Many of the problems associated with the Big Bang seem to be resolved by the theories of Plasma Cosmology. More importantly however, is a recognition of other states of matter known as ORME, (orbitally rearranged mono atomic elements). These states of matter involve high spin nuclei with electron shells that form cooper pairs with mesons within the nuclei of certain elements like precious metals, gold, platinum, iridium, etc.

In the high spin state these elements become super conductors and exhibit profound characteristics involving mass and gravity. These elements occur naturally but usually avoid detection because they don't interact with other elements in conventional physics.

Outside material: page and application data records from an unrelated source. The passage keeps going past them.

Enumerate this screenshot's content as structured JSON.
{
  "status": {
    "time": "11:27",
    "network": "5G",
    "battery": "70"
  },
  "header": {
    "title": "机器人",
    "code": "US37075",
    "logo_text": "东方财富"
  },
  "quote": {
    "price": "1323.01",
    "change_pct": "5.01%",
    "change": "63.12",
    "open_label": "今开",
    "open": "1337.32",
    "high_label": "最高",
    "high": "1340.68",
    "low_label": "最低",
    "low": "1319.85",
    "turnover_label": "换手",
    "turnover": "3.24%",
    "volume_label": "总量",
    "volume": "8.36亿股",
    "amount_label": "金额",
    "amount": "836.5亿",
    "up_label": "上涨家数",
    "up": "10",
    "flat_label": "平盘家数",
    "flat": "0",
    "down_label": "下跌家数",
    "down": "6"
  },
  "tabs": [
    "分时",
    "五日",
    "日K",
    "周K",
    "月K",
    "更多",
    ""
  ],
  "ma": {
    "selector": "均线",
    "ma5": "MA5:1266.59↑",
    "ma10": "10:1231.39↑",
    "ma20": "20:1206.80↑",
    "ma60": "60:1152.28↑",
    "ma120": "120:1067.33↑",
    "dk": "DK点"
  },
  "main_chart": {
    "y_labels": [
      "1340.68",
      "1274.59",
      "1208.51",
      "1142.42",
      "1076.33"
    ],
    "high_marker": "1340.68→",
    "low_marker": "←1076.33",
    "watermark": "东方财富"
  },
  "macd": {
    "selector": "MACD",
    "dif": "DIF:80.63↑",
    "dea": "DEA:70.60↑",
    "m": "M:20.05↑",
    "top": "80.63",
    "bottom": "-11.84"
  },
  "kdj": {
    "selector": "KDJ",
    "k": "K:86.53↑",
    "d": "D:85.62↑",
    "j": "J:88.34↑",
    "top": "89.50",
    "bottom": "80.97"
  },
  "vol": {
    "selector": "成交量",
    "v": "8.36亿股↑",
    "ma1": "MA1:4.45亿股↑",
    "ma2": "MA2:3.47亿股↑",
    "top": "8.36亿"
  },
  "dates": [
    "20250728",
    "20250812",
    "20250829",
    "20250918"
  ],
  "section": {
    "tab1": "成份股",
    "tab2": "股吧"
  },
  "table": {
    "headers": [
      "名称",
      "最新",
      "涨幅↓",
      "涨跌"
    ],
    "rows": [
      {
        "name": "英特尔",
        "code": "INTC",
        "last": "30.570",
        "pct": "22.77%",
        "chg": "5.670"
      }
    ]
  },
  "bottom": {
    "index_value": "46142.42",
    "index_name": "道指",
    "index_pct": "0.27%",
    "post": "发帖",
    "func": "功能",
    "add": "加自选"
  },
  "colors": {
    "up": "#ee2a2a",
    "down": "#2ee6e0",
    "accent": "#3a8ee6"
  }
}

We know that iridium is very common in the universe because meteor impacts show signs of high amounts of iridium as can be seen in the strata from an impact 65 million years ago from an event that is surmised to have caused the extinction of the dinosaurs.

Without recognizing the existence of these materials and their effect upon gravitation and mass any theory involving the mass of the universe is flawed and the theoretical creation of dark matter to account for missing mass is also flawed.

John P. Walliser